# Work order
Using the string "icon" as the key, pull each matching line out of the records below.

______________________________

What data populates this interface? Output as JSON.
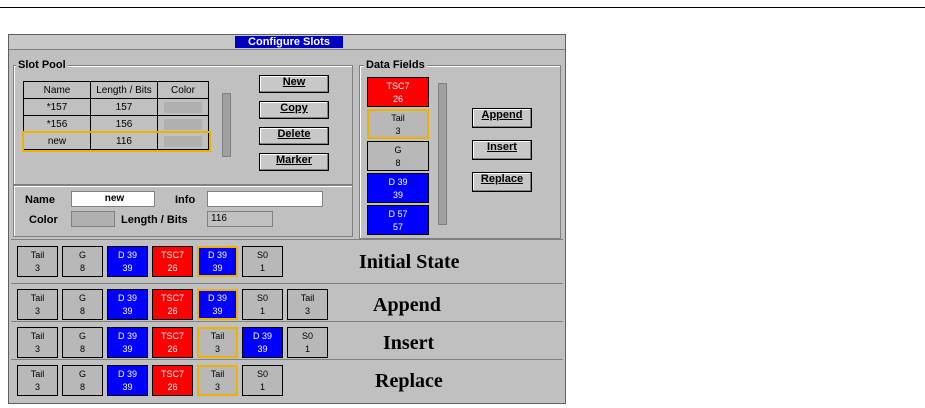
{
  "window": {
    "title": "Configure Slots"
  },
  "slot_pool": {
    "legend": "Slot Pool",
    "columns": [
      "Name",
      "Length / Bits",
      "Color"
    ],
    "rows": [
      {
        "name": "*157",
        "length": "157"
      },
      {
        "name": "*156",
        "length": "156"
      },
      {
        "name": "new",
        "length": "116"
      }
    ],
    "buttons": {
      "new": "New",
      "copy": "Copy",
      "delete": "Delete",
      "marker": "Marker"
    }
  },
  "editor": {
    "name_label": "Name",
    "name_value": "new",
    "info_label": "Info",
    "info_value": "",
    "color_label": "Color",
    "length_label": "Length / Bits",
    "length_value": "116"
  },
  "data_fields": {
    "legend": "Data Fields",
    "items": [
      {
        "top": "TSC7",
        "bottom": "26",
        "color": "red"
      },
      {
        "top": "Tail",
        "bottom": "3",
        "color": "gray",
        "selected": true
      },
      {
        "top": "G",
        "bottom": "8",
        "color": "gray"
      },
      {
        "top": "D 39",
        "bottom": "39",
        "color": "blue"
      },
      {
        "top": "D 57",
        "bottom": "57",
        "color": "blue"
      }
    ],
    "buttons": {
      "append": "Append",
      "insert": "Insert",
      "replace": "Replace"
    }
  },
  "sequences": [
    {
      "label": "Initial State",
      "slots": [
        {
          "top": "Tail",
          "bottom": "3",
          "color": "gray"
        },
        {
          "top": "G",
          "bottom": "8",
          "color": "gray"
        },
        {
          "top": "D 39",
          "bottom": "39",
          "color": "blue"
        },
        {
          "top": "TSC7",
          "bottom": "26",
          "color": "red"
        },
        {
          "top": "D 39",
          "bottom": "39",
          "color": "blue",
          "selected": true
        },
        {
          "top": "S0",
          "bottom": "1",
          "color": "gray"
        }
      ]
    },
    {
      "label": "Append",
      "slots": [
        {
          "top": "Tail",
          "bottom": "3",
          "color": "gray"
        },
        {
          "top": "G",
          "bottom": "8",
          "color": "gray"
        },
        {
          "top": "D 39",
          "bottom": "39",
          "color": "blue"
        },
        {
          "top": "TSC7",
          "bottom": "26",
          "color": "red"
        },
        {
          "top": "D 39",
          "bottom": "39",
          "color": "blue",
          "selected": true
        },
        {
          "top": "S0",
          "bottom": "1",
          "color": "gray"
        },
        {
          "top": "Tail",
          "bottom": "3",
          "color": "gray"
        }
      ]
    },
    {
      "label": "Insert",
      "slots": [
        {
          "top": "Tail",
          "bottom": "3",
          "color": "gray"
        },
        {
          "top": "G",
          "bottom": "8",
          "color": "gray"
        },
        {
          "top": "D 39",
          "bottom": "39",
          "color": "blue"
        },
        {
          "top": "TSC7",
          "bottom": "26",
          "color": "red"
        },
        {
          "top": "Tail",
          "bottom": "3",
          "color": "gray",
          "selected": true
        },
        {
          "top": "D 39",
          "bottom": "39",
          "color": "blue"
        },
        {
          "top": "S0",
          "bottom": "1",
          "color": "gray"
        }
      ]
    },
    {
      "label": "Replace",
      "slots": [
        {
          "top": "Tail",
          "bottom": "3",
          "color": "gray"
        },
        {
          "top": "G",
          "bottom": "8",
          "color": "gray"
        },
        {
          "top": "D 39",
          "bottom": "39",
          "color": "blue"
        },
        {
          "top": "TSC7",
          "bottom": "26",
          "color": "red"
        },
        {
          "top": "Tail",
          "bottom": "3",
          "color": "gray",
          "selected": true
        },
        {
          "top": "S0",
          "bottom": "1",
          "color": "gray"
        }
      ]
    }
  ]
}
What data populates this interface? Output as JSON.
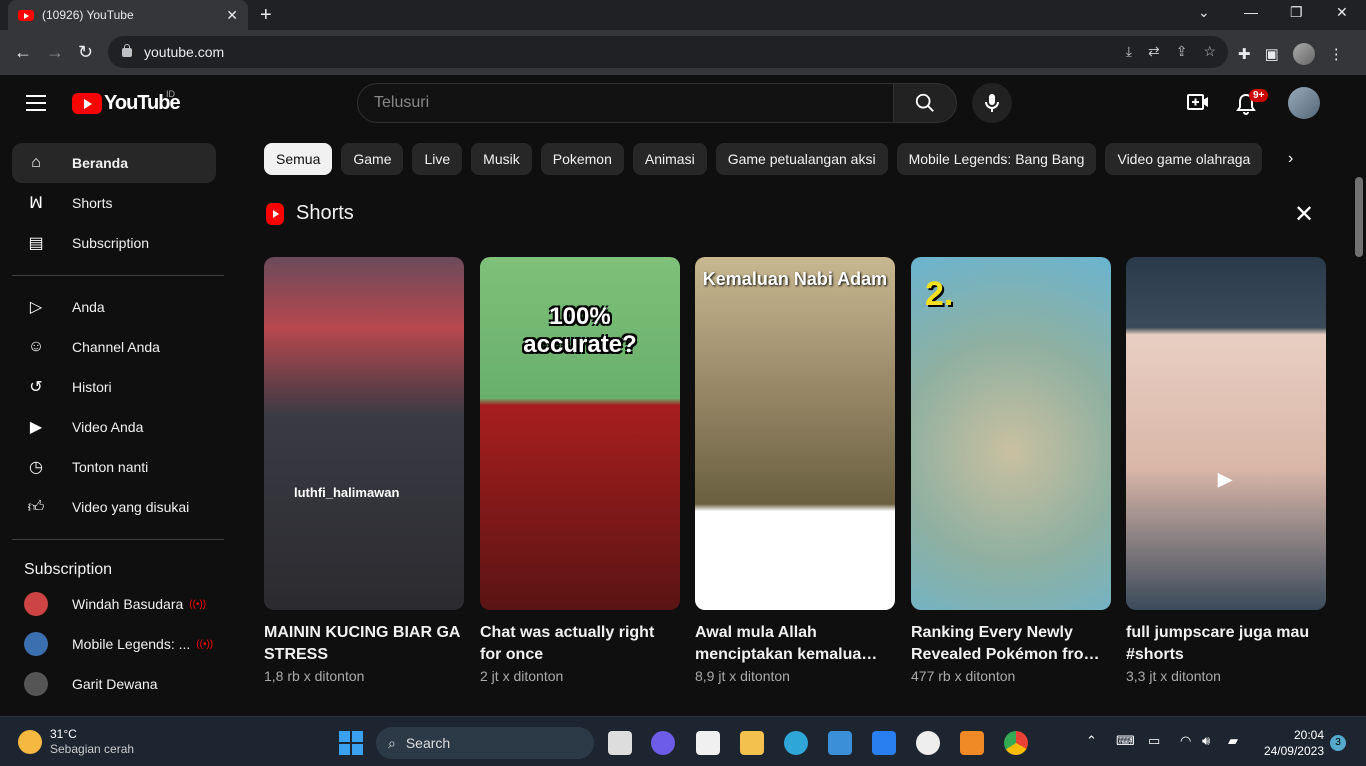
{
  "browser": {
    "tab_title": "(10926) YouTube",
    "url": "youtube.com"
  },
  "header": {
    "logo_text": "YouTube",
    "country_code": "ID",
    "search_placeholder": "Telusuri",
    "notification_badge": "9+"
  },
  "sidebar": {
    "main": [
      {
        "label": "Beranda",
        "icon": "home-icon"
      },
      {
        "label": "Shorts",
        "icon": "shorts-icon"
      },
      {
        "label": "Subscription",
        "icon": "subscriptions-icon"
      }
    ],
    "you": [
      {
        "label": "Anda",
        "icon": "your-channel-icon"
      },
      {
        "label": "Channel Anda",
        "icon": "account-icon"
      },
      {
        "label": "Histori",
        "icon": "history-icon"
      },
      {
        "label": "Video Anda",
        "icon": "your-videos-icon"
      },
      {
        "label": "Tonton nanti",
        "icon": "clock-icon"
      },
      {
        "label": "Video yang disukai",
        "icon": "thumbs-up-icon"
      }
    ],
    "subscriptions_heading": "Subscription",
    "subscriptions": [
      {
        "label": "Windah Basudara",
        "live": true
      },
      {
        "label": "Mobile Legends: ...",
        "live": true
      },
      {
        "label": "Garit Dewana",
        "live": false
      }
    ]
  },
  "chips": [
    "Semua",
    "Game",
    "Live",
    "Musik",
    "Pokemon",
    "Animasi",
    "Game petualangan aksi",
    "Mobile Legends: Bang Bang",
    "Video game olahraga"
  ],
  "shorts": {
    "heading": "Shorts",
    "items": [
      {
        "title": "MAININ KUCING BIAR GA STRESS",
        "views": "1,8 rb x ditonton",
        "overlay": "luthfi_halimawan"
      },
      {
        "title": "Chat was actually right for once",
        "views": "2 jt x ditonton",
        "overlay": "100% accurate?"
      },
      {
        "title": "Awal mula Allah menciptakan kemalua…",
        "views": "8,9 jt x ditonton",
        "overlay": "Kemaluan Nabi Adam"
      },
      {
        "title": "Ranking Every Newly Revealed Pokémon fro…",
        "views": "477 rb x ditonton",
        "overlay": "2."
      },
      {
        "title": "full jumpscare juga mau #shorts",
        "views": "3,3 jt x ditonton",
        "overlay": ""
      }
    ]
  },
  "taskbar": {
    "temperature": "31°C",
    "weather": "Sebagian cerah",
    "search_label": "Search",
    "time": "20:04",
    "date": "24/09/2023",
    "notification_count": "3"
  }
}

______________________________

# Solution
        "icon": "home-icon"
        "icon": "shorts-icon"
        "icon": "subscriptions-icon"
        "icon": "your-channel-icon"
        "icon": "account-icon"
        "icon": "history-icon"
        "icon": "your-videos-icon"
        "icon": "clock-icon"
        "icon": "thumbs-up-icon"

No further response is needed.